Farther north along the route, the huge tower of the Space Shuttle launch pad comes into view. It is along the wild coast north of Point Arguello, and we are never quite prepared for the sight of high technology in the middle of this pristine coastal scenery. Sandy inlets, crashing surf, and the yellow flowers of the giant coreopsis form the natural splendor of the coastline, and it is only from the train that the public can catch glimpses here of America's space and missile launch facilities.
From Santa Maria north, the scenery varies from rolling oak-studded hills to the farmland of the Salinas Valley. We adjourn to the dining car, where stewards are folding napkins and setting tables for dinner. Gone is Amtrak's flirtation with airline meals. Real food is back, though not haute cuisine. Dishes include oven-baked chicken for $7.50 and a daily selection of fresh fish for $8.
At a special snack counter in the club car, sandwiches are available until late at night. Clarence Whiting, one of the three chefs on today's train, has been cooking on Amtrak for 16 years.
"It's pretty much like working in a hotel," he says with a smile. "Only you have to have a little more balance, since the kitchen is always moving."
As night falls, the train pulls into Oakland, where San Francisco-bound passengers can take a connecting bus. From here the train route is inland to Sacramento, then up the Sacramento River Valley to Oregon. Here, on clear, moonlit nights, one gets spectacular views of Mt. Shasta - its white slopes glowing softly in the dim light.
Morning comes near Klamath Falls, Ore., where we catch views of working sawmills from the dining car, as we breakfast on buttermilk pancakes and sausage. On today's journey, the train is surrounded by the majestic beauty of the Pacific Northwest. We climb into the snowcapped splendor of the Cascade Mountains and see rocky streams, waterfalls, and tall Douglas fir. North of Eugene we pass by a llama farm, and, as we approach Portland, we go through the fertile Willamette Valley, where the Cascades rise on one side and the Coast Range on the other.
The bridge across the Columbia River takes us into Washington State. Here the tracks parallel the Columbia River and take us past Castle Rock, where traces of gray ash from the Mt. St. Helens eruption can still be seen.
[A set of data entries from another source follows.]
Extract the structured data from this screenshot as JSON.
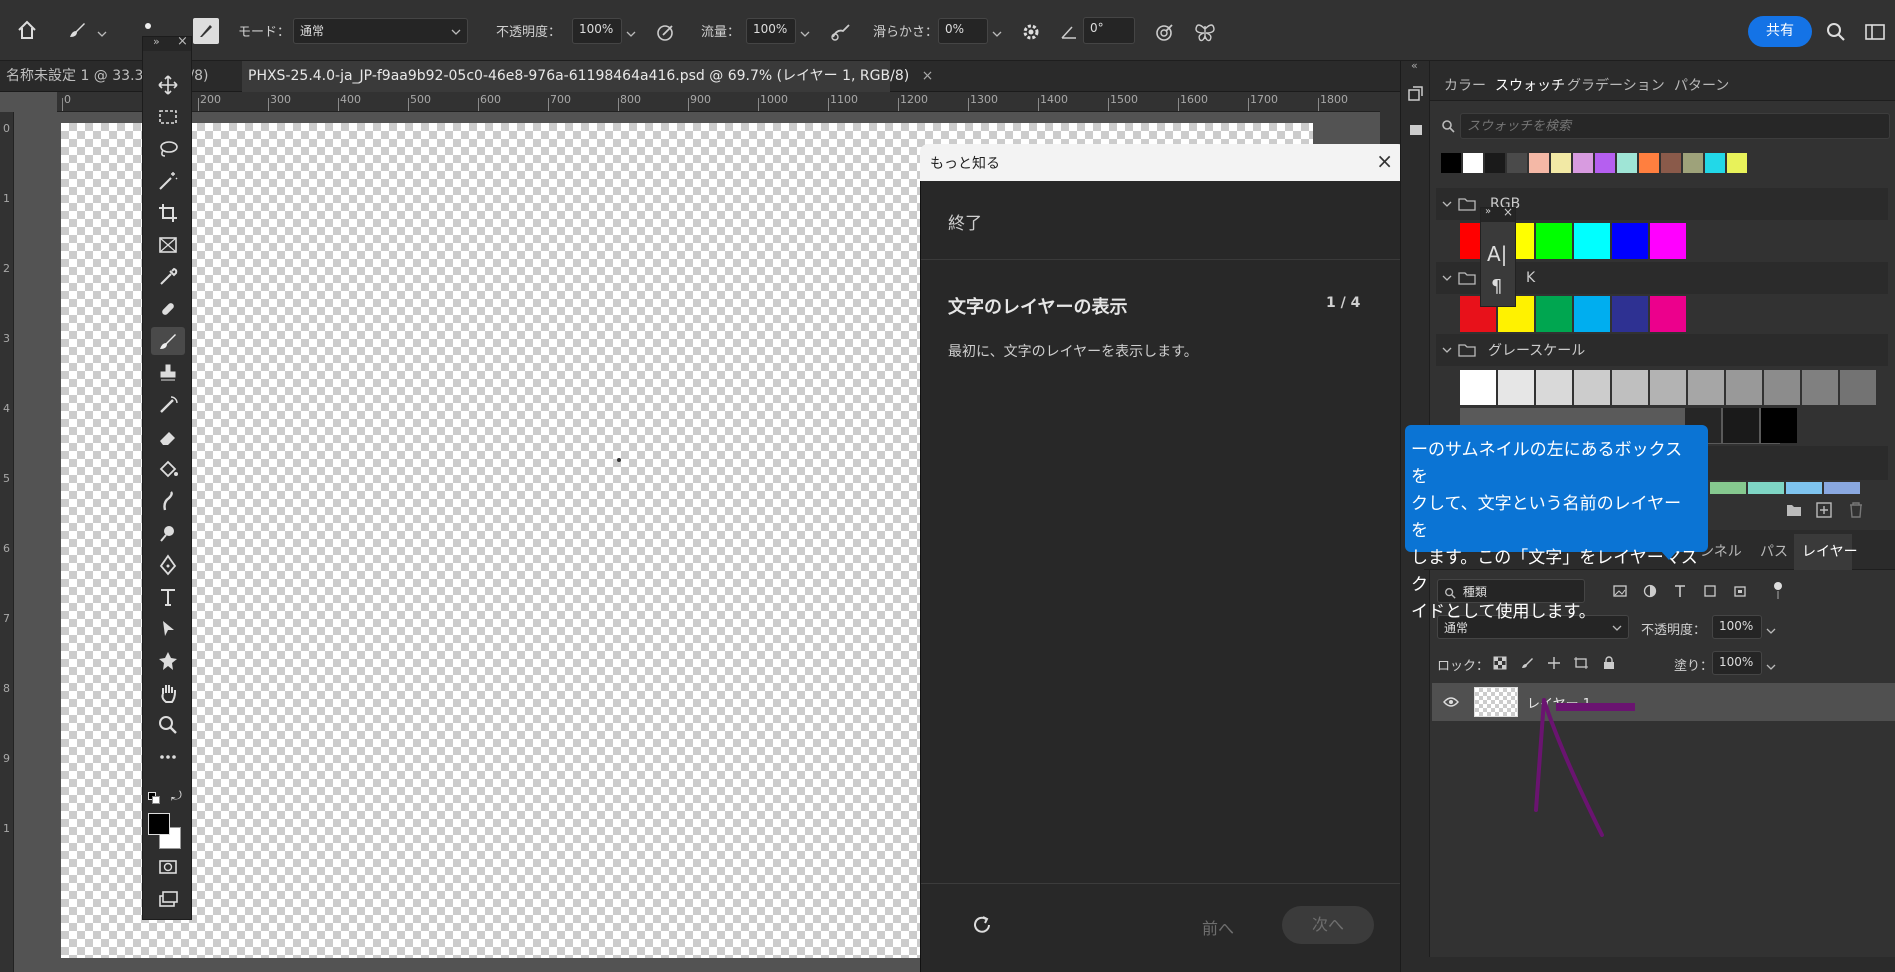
{
  "optionsBar": {
    "mode_label": "モード：",
    "mode_value": "通常",
    "opacity_label": "不透明度：",
    "opacity_value": "100%",
    "flow_label": "流量：",
    "flow_value": "100%",
    "smoothing_label": "滑らかさ：",
    "smoothing_value": "0%",
    "angle_value": "0°",
    "share_label": "共有"
  },
  "tabs": [
    {
      "label": "名称未設定 1 @ 33.3",
      "suffix": "/8)"
    },
    {
      "label": "PHXS-25.4.0-ja_JP-f9aa9b92-05c0-46e8-976a-61198464a416.psd @ 69.7% (レイヤー 1, RGB/8)",
      "close": "×"
    }
  ],
  "ruler": {
    "h_labels": [
      "0",
      "200",
      "300",
      "400",
      "500",
      "600",
      "700",
      "800",
      "900",
      "1000",
      "1100",
      "1200",
      "1300",
      "1400",
      "1500",
      "1600",
      "1700",
      "1800"
    ],
    "v_labels": [
      "0",
      "1",
      "2",
      "3",
      "4",
      "5",
      "6",
      "7",
      "8",
      "9",
      "1"
    ]
  },
  "learn": {
    "header": "もっと知る",
    "close": "×",
    "end_label": "終了",
    "step_title": "文字のレイヤーの表示",
    "step_counter": "1 / 4",
    "step_text": "最初に、文字のレイヤーを表示します。",
    "prev_label": "前へ",
    "next_label": "次へ"
  },
  "swatchPanel": {
    "tabs": [
      "カラー",
      "スウォッチ",
      "グラデーション",
      "パターン"
    ],
    "active_tab": "スウォッチ",
    "search_placeholder": "スウォッチを検索",
    "recent_colors": [
      "#000000",
      "#ffffff",
      "#1a1a1a",
      "#4a4a4a",
      "#f4b8a6",
      "#f2e9a5",
      "#d89be0",
      "#b55ff0",
      "#9fe5d6",
      "#ff7f3f",
      "#8a5a4a",
      "#9ea27a",
      "#22d8e8",
      "#e8f25a"
    ],
    "groups": {
      "rgb": {
        "name": "RGB",
        "colors": [
          "#ff0000",
          "#ffff00",
          "#00ff00",
          "#00ffff",
          "#0000ff",
          "#ff00ff"
        ]
      },
      "cmyk": {
        "name": "K",
        "colors": [
          "#e8111a",
          "#fff200",
          "#00a650",
          "#00aeef",
          "#2e3192",
          "#ec008c"
        ]
      },
      "gray": {
        "name": "グレースケール",
        "colors": [
          "#ffffff",
          "#e6e6e6",
          "#d9d9d9",
          "#cccccc",
          "#bfbfbf",
          "#b3b3b3",
          "#a6a6a6",
          "#999999",
          "#8c8c8c",
          "#808080",
          "#737373"
        ]
      }
    }
  },
  "floating_type_panel": {
    "char_icon": "A|",
    "para_icon": "¶"
  },
  "tooltip": {
    "lines": [
      "ーのサムネイルの左にあるボックスを",
      "クして、文字という名前のレイヤーを",
      "します。この「文字」をレイヤーマスク",
      "イドとして使用します。"
    ]
  },
  "layersPanel": {
    "tabs": [
      "ンネル",
      "パス",
      "レイヤー"
    ],
    "filter_value": "種類",
    "blend_value": "通常",
    "opacity_label": "不透明度：",
    "opacity_value": "100%",
    "lock_label": "ロック：",
    "fill_label": "塗り：",
    "fill_value": "100%",
    "layer_name": "レイヤー 1"
  }
}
Finally we come to Puget Sound, and, as the train pulls into Seattle, we get a glimpse of the new Museum of Flight, built around the little red brick building that was the birthplace of Boeing Aircraft.
At 6:10 p.m., we disembark, in time to catch the sunset over the sound and have a leisurely dinner at Labuznik, our favorite Czechoslovak restaurant at the city's venerable Pike Place Market. We arrive in Seattle rested, relaxed, and relishing the images of some of America's most beautiful landscape.
If you go
For specific information call local Amtrak travel or ticket agents, or toll-free 800-USA-RAIL.